Ri Tai and his men track the bandits into Kekexili, the largest animal reserve in China. Traveling at extreme altitudes (over 3 miles high), their rusty jeeps look like insects speeding across barren, wind-swept ranges. They rumble high into the mountains, stopping at checkpoints to deliver supplies to solitary members of their cause. When they discover antelope

carcasses, the men ritualistically collect, burn and honor the animals. And along the way, they encounter several threatening situations.

In crafting this morality tale, Lu appears to draw upon the great tradition of the American Western. With its stark sense of good and evil, “Kekexili” follows a pursuit plot with a charismatic, humane leader and a colorful band of citizen-followers. When they meet the villains, it’s clear they deserve their reputation. Even the journalist, Ga Yu, is somewhat of a stock character. The grandeur of the landscape suggests it is the Asian counterpart to Monument Valley or the High Sierras.
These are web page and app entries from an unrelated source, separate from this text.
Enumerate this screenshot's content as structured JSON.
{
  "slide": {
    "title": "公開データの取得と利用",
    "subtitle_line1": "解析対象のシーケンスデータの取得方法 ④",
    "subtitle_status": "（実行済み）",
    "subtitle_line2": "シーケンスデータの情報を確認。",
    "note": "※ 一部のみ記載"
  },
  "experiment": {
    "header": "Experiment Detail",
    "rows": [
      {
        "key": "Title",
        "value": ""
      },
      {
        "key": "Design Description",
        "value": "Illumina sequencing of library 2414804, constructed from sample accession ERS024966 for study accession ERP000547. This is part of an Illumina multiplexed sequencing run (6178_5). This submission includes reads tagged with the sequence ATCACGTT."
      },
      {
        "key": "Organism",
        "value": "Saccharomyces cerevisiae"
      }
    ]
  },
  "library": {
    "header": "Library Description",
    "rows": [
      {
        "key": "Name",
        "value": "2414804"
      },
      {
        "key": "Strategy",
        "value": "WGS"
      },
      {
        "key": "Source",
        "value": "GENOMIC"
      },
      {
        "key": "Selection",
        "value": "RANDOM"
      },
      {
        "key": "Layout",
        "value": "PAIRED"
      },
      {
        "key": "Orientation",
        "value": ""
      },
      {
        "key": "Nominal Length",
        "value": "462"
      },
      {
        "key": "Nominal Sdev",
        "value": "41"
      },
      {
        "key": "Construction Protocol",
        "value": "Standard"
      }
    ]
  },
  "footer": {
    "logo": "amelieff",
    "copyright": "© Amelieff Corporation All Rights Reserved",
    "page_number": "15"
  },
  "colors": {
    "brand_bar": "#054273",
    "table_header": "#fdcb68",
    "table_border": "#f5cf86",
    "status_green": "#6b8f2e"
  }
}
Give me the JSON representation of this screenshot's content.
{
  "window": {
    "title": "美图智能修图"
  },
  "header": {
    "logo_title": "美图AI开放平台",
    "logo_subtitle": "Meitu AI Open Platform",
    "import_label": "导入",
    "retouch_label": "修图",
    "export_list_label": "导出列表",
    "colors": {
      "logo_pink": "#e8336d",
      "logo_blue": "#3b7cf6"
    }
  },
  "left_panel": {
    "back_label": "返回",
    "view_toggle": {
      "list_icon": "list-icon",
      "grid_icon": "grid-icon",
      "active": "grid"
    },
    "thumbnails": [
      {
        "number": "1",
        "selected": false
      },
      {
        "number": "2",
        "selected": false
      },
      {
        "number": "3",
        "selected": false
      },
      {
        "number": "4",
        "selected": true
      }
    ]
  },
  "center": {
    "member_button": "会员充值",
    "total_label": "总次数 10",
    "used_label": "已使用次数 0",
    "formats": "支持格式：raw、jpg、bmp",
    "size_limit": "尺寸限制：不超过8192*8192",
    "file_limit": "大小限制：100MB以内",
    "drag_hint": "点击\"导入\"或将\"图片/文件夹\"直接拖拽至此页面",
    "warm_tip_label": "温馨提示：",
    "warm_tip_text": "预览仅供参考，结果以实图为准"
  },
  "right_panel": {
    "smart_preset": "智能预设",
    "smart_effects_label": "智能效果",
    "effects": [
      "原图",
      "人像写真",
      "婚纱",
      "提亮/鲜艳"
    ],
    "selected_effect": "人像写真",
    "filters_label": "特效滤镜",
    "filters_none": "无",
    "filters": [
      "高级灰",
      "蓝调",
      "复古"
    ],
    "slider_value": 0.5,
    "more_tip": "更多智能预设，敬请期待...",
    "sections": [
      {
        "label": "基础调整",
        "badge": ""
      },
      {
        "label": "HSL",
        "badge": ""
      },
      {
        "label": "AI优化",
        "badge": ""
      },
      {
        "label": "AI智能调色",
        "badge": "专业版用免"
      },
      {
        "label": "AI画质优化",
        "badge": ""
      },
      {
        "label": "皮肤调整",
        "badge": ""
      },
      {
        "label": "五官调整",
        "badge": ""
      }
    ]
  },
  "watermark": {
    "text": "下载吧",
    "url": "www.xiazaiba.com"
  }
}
In terms of action and pacing, there are quiet stretches of breathtaking beauty inter

rupted by explosive flashes of violence.

At the end you learn that the volunteer patrols disbanded in 2001. The Chinese finally organized government patrols, but the practice of poaching persists and cries out for continued attention. •